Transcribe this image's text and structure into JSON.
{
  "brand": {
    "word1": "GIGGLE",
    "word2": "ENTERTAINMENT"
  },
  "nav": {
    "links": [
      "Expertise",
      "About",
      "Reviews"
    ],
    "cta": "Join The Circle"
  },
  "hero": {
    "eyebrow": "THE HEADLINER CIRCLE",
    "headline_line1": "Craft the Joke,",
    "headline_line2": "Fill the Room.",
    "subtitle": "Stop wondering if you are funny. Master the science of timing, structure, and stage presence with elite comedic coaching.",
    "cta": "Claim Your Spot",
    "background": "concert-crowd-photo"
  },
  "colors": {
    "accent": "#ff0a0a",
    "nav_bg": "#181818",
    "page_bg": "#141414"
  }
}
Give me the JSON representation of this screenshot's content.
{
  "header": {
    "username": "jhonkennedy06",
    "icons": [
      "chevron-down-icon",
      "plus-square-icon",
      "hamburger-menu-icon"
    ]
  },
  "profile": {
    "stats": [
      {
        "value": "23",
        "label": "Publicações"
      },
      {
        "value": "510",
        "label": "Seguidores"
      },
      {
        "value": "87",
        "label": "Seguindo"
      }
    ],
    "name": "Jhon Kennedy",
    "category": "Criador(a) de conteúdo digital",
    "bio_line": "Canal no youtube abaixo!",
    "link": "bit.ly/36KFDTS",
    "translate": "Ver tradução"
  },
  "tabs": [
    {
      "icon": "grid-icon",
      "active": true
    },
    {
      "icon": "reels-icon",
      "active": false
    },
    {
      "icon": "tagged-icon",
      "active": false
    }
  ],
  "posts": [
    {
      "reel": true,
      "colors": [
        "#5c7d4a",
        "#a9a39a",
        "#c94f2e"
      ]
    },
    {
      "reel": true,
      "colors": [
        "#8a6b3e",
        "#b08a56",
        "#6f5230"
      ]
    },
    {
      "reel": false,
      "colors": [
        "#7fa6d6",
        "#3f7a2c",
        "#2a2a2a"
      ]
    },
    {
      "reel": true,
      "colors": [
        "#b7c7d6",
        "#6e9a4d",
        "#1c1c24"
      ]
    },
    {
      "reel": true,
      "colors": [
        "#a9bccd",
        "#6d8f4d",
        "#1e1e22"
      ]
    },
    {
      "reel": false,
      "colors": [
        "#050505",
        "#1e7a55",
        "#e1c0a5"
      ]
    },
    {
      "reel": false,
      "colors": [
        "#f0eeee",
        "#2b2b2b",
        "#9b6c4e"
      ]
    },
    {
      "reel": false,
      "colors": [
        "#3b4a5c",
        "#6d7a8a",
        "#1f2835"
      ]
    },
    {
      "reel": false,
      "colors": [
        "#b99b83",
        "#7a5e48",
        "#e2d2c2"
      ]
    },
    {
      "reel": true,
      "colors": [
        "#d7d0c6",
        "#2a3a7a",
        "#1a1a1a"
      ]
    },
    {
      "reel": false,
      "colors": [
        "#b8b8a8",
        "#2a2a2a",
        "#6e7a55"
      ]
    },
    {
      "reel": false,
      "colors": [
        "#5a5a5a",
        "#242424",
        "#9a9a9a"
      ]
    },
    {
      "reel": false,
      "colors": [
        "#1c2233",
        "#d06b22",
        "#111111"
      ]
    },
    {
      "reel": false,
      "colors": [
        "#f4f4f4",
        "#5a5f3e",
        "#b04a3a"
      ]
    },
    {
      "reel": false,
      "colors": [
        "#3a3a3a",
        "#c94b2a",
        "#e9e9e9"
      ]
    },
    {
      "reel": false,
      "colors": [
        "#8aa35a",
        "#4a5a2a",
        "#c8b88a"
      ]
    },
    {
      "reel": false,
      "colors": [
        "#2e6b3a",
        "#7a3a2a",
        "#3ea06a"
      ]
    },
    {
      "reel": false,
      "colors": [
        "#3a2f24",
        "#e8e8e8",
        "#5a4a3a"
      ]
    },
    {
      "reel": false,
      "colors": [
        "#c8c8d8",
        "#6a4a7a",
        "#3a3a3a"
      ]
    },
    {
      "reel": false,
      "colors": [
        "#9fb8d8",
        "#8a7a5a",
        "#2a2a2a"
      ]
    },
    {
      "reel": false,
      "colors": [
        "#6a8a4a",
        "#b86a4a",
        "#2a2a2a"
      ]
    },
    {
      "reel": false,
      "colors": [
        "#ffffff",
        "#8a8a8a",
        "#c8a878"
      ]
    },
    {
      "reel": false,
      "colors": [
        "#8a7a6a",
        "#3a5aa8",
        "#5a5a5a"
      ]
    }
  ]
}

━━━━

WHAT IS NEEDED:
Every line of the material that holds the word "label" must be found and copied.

ANSWER SPACE:
        "label": "Publicações"
        "label": "Seguidores"
        "label": "Seguindo"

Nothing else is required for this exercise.